BEGIN Record extracts

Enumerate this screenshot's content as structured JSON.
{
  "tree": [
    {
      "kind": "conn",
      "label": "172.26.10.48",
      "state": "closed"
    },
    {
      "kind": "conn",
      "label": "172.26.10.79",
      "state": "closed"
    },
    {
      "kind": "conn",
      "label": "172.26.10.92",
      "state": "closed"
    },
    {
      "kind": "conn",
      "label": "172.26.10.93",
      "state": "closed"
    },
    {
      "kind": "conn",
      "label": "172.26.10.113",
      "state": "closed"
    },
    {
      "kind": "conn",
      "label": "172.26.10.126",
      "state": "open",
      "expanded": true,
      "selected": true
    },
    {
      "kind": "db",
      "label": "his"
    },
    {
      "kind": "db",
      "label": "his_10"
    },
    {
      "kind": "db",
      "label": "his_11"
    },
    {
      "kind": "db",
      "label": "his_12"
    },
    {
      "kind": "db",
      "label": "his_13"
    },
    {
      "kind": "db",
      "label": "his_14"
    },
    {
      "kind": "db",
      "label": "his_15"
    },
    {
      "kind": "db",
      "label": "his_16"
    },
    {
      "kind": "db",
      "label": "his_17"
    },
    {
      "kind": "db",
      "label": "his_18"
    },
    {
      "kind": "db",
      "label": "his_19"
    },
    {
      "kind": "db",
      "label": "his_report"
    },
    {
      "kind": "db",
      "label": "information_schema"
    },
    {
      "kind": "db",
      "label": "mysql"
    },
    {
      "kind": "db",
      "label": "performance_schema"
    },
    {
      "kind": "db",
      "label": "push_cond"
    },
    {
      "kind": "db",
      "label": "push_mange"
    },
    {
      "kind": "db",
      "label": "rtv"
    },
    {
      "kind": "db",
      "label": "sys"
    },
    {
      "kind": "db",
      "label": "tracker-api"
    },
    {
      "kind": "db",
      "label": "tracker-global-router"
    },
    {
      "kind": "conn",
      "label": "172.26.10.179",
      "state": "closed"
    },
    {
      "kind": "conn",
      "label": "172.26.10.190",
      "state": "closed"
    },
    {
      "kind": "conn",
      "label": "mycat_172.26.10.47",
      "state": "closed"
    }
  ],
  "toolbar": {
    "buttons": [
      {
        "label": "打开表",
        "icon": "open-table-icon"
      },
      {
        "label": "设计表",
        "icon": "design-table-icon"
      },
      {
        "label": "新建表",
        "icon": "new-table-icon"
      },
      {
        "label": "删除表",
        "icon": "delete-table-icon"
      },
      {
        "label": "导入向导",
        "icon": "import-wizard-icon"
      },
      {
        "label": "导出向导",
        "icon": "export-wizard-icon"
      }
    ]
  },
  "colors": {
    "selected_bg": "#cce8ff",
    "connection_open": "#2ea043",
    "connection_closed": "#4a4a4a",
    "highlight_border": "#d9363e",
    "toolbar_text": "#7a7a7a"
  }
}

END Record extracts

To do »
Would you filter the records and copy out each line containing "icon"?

Exercise solution »
        "icon": "open-table-icon"
        "icon": "design-table-icon"
        "icon": "new-table-icon"
        "icon": "delete-table-icon"
        "icon": "import-wizard-icon"
        "icon": "export-wizard-icon"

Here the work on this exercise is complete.